However, if you cannot work because of your fibromyalgia, you may qualify for disability benefits through your employer or the Social Security Administration.

Did we answer your question about fibromyalgia?

For more information about fibromyalgia, call the OWH Helpline at 800-994-9662 or contact the following organizations:

Sources

  1. Walitt, B., Nahin, R.L., Katz, R.S., Bergman, M.J., Wolfe, F. (2015). The Prevalence and Characteristics of Fibromyalgia in the 2012 National Health Interview Survey. PLoS One; 10(9): e0138024.
  2. Lawrence, R.C., Felson, T., Helmick, C.G., et al. (2008). Estimates of the prevalence of arthritis and other rheumatic conditions in the United States. Arthritis Rheum. 2008;58(1):26-35. 
  3. Wolfe, F., Clauw, D.J., Fitzcharles, M.A., et al. (2010). The American College of Rheumatology preliminary diagnostic criteria for fibromyalgia and measurement of symptom severity. Arthritis Care Res (Hoboken);62(5):600-610. 
  4. Bennett, R.M. (2009). Clinical manifestations and diagnosis of fibromyalgia. Rheum Dis Clin North Am;35(2):215-232.
  5. Smith, H.S., Harris, R., Clauw, D. (2011). Fibromyalgia: an afferent processing disorder leading to a complex pain generalized syndrome. Pain Physician;14(2):E217-E245.
  6. Moldofsky, H. (2009). The significance of dysfunctions of the sleep/waking brain to the pathogenesis and treatment of fibromyalgia syndrome. Rheum Dis Clin North Am. 2009;35(2):275-283. 
  7. Hawkins, R.A. (2013). Fibromyalgia: A Clinical Update. The Journal of the American Osteopathic Association; 113:680-689.
  8. Yunus, M.B. (2002). Gender Differences in Fibromyalgia and Other Related Syndromes. J Gend Specif Med; 5(2): 42-47.
  9. Alonso, C. (2004). Menstrual cycle influences on pain and emotion in women with fibromyalgia. Journal of Psychosomatic Research; 57(5): 451-458.
  10. Clauw, D.J., Arnold, L.M., McCarberg, B.H. (2011). The Science of Fibromyalgia.

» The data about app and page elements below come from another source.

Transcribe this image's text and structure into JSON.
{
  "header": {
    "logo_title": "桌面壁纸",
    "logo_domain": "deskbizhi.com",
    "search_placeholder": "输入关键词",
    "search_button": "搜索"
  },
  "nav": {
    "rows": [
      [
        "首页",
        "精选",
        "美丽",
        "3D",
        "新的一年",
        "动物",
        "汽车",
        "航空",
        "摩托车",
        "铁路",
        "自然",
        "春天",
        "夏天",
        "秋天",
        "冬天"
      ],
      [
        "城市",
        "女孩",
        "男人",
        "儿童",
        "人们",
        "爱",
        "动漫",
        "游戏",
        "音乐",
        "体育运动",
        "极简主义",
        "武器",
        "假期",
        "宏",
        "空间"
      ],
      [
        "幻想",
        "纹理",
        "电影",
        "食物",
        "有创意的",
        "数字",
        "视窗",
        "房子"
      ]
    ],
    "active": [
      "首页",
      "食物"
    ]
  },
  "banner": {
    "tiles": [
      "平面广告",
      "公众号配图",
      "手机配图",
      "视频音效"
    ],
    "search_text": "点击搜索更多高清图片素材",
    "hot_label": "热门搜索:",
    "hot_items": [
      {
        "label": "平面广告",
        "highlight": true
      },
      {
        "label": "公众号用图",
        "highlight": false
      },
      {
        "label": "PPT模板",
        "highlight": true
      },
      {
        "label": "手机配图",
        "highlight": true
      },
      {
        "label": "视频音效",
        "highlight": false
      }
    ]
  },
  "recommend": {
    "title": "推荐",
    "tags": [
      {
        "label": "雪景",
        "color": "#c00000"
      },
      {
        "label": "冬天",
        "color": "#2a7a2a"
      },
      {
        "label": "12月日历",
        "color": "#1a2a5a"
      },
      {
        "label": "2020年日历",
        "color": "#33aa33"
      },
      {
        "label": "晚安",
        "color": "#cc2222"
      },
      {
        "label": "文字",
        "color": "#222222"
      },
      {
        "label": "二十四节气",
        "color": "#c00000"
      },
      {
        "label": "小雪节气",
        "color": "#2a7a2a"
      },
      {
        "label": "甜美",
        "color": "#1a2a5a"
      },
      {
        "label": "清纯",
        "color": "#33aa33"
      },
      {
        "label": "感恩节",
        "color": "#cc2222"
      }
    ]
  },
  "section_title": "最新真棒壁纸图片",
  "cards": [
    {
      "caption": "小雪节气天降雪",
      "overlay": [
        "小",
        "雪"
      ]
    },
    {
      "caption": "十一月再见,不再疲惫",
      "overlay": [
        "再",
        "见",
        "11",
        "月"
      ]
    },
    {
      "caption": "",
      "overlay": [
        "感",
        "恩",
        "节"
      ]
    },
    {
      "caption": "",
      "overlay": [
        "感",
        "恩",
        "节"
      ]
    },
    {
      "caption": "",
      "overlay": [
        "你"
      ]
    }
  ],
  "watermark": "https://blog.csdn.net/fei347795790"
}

Mayo Clinic Proceedings; 86(9): 907-911. 
  11. Busch, A.J., Webber, S.C., Richards, R.S., Bidonde, J., Schachter, C.L., Danyliw, A., et al. (2013). Resistance exercise training for fibromyalgia. Cochrane Database Syst Rev; 12: CD010884.

Fibromyalgia resources